RECORDS SHOWN section start

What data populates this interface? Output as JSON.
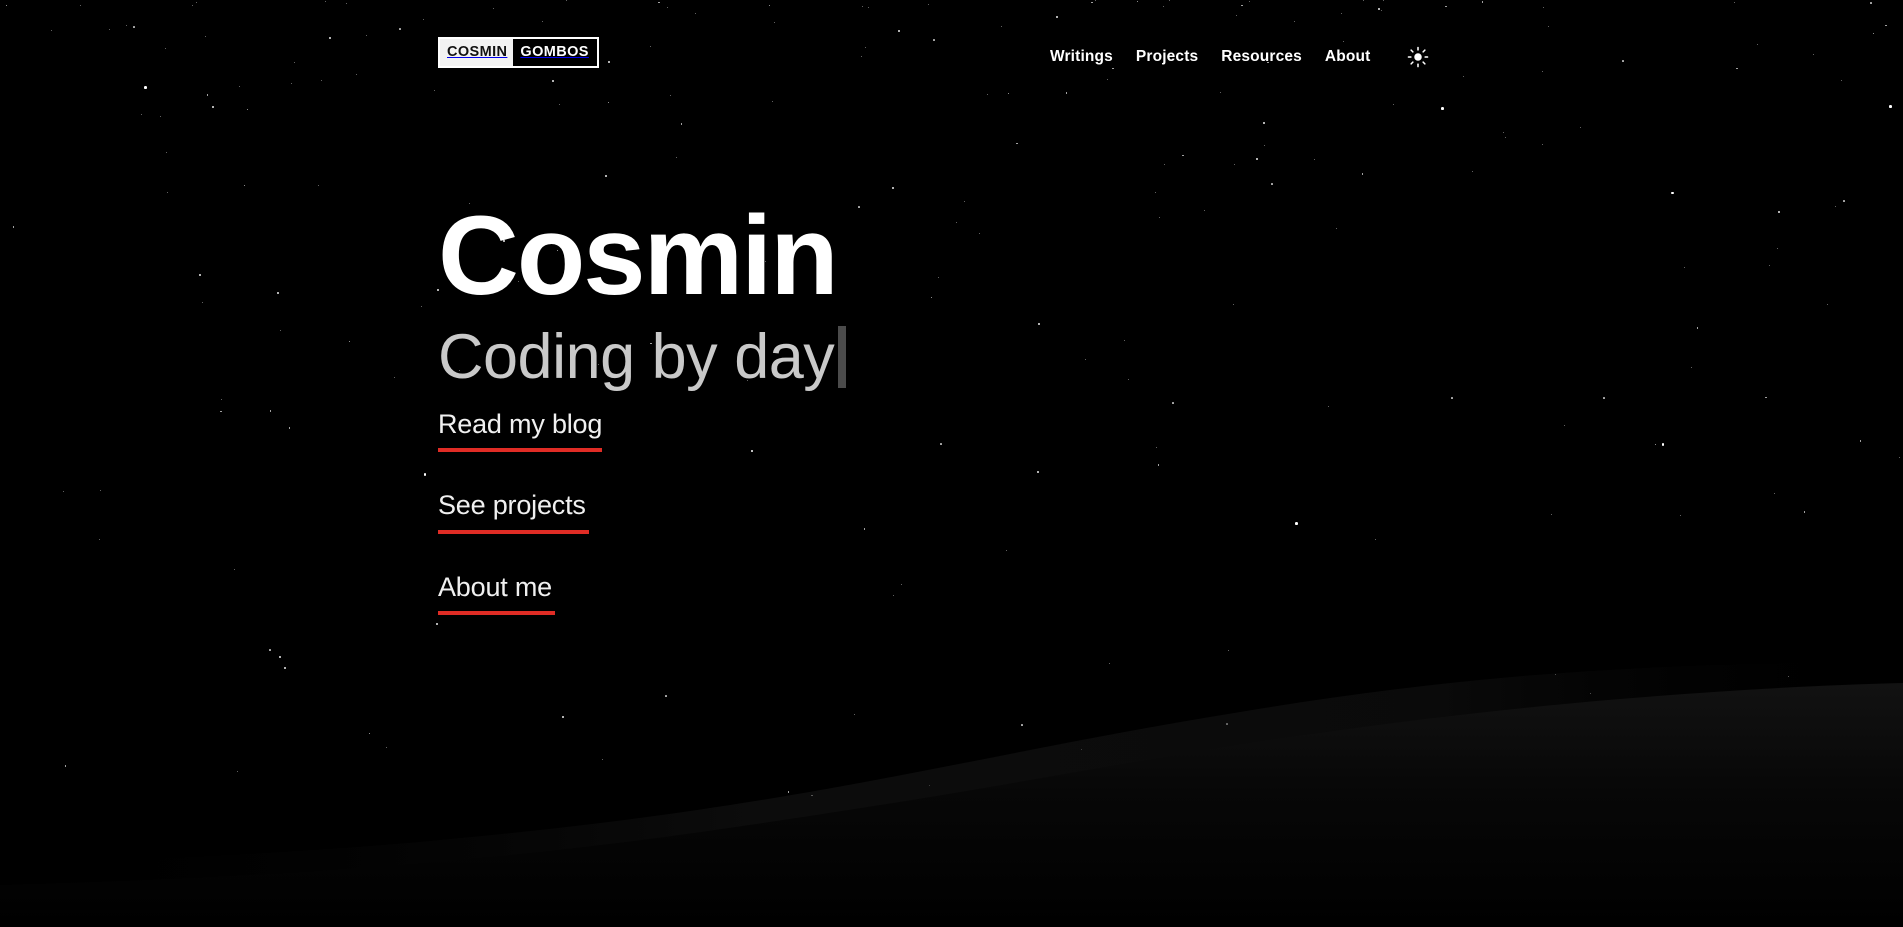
{
  "meta": {
    "background_color": "#000000",
    "accent_color": "#e02c25",
    "text_color": "#ffffff",
    "muted_text_color": "#c9c9c9",
    "cursor_color": "#4b4b4b"
  },
  "header": {
    "logo": {
      "first_word": "COSMIN",
      "last_word": "GOMBOS"
    },
    "nav": {
      "items": [
        {
          "label": "Writings"
        },
        {
          "label": "Projects"
        },
        {
          "label": "Resources"
        },
        {
          "label": "About"
        }
      ],
      "theme_toggle": {
        "icon": "sun-icon",
        "state": "light-mode-toggle"
      }
    }
  },
  "hero": {
    "name": "Cosmin",
    "tagline": "Coding by day",
    "cursor": "|",
    "links": [
      {
        "label": "Read my blog",
        "underline_width": 164
      },
      {
        "label": "See projects",
        "underline_width": 151
      },
      {
        "label": "About me",
        "underline_width": 117
      }
    ]
  },
  "background": {
    "scene": "night-sky-starfield-with-mountain-ridge",
    "star_count": 230,
    "ridge_color": "#0a0a0a"
  }
}
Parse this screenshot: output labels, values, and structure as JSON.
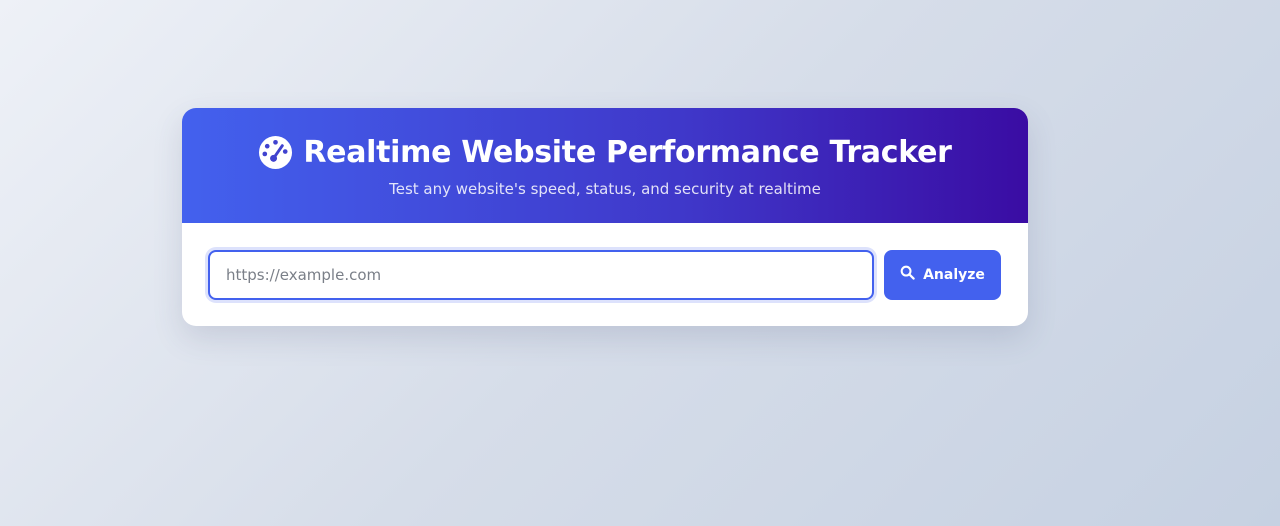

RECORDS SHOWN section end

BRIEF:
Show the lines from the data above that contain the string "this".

PROBLEM SOLUTION:
What data populates this interface? Output as JSON.
Parse this screenshot: output labels, values, and structure as JSON.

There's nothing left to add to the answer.